Today, S&D Euro MPs expressed their bewilderment and severe disappointment with the news that the French minister of finance Bruno Le Maire intends to indefinitely postpone the introduction of a European financial transaction tax (FTT) in ten EU countries. Moreover, Minister Le Maire even declined the invitation of the European Parliament’s Panama Papers Inquiry Committee for a special hearing where his colleagues from the Netherlands, Italy, Germany and Ireland participated.

S&D Group vice-president and S&D Group spokesperson for economic and monetary affairs Udo Bullmann and Pervenche Berès said:

“France has made a full U-turn from a key ally in the fight for the introduction of an FTT to a foot-dragger. This is really disappointing.

“Yesterday, President Macron wanted to use the FTT returns to finance the ecological transition and a modern development co-operation. Today his finance minister is bowing before the banking lobby. The S&Ds clearly object to such somersaults.
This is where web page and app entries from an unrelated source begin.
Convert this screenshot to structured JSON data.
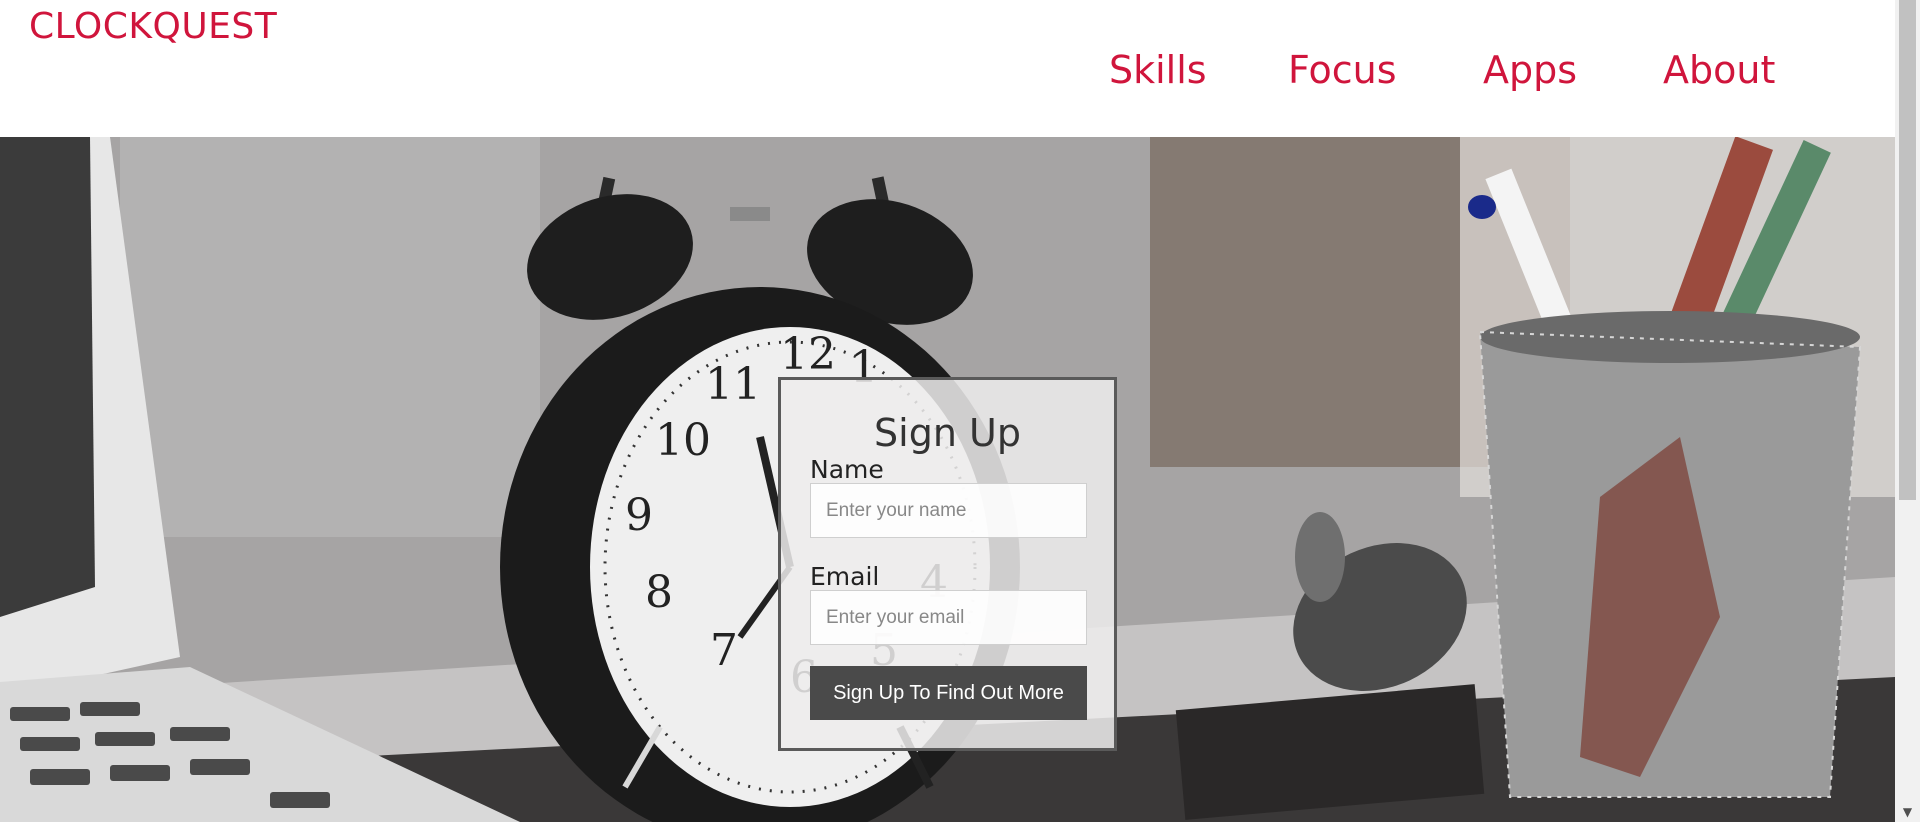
{
  "header": {
    "brand": "CLOCKQUEST",
    "nav": [
      {
        "label": "Skills"
      },
      {
        "label": "Focus"
      },
      {
        "label": "Apps"
      },
      {
        "label": "About"
      }
    ]
  },
  "signup": {
    "title": "Sign Up",
    "name_label": "Name",
    "name_placeholder": "Enter your name",
    "email_label": "Email",
    "email_placeholder": "Enter your email",
    "button_label": "Sign Up To Find Out More"
  },
  "clock_numerals": [
    "12",
    "1",
    "11",
    "10",
    "9",
    "8",
    "7",
    "6",
    "5",
    "4"
  ],
  "colors": {
    "brand": "#d0153c",
    "button": "#4a4a4a",
    "card_border": "#5a5a5a"
  },
  "icons": {
    "scroll_down": "chevron-down-icon"
  }
}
“We call for concrete steps in the fight against tax avoidance and tax evasion as well as for a meaningful agenda for a fairer economic order. Whoever does not go along with this plan should not rely on our support. Anyone who claims to be on the side of progressive politics must also be prepared to take appropriate steps - if necessary against the resistance of powerful lobbying interests. Finance Minister Le Maire must now prove whether he wants to be part of the problem or part of the solution.

“The financial transaction tax must not be derailed. The hardship caused by the financial crisis of 2008 has shown clearly that harmful speculation needs to be curbed and that the financial industry must contribute to the immense cost of the crisis. Those blocking the introduction of such a tax seem keener to serve special interests than to make Europe's economy more stable and equitable.

“The European Parliament called for a financial transaction tax as early as in March 2010 - with a majority of no less than 78%. Eventually, the European Commission answered this call. In September 2011, it presented a proposal for a directive for adoption by the Parliament; paving the way for enhanced co-operation between member states. Since then, five painfully long years have passed, in which conservative and liberal finance ministers have sabotaged the financial transaction tax project at every occasion.”